VATICAN CITY, MARCH 17, 2004 (Zenit.org).- Participants at an assembly that examined the phenomenon of religious indifference seemed to agree: “Only when our faith is strong can we share it with others.”
That summary was voiced by a Vietnamese representative at the plenary assembly of the Pontifical Council for Culture, which met in Rome from March 11-13.
Cardinal Paul Poupard, council president, closed the assembly, which gathered 21 cardinals and 12 archbishops and bishops. They reflected on “The Christian Faith at the Dawn of the New Millennium and the Challenge of Unbelief and Religious Indifference.” At the end, the assembly offered guidelines for Catholics to address this challenge.

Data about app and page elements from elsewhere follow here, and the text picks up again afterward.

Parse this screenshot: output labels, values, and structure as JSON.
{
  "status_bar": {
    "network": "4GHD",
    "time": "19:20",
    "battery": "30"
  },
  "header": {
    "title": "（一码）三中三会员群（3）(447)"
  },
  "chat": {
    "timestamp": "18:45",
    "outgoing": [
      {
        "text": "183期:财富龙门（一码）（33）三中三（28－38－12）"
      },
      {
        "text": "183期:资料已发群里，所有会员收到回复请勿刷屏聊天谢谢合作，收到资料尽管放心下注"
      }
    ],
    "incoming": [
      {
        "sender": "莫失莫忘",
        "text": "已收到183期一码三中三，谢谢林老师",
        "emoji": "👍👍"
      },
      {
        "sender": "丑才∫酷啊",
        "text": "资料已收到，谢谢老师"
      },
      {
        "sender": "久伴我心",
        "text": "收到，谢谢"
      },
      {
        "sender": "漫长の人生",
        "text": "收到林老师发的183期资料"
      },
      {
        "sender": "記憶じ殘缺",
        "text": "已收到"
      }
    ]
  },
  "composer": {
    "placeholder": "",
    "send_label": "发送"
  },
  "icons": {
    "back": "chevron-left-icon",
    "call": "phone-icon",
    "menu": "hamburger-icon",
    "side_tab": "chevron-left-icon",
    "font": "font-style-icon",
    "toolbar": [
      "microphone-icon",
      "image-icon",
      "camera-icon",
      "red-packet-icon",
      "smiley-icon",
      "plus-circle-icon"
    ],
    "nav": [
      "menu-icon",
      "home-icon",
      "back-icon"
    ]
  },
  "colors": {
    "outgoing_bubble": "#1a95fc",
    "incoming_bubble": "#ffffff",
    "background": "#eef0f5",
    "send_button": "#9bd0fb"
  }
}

“Unbelief is not increasing in the world,” Cardinal Poupard said when he closed the working sessions of the assembly. “This phenomenon is observed first of all in the Western world. … [U]nbelief cannot be considered as an Asian, Latin American or African phenomenon, or proper to the Muslim world.”
To address the situation, Cardinal Poupard summarized some of the proposals made in the assembly:
— “The importance of witnessing the joy of being a person loved by God.
— “The reaffirmed need for apologetics: to give reason for our hope with gentleness and respect.
— “To reach ‘homo urbanus’ with the Church’s public presence in the debates of society.
— “To put the Gospel in touch with the forces that shape culture.
— “To learn to think, from the school to university.
— “In the face of secularizing obstruction, dissolving skepticism, intolerant liberalism, and leveling pluralism one must react […] with a new and joyful proposal of Christian culture.
— “Nonbelievers, indifferent to the question of God, but believers in human values, must be shown by the life of believers and communities of faith that ‘to be’ means to be religious, and that man finds his fulfillment following the message of the Gospel of Christ, Son of God and of the Virgin Mary, crucified and resurrected, infinite and inexhaustible source of beauty, truth and love.”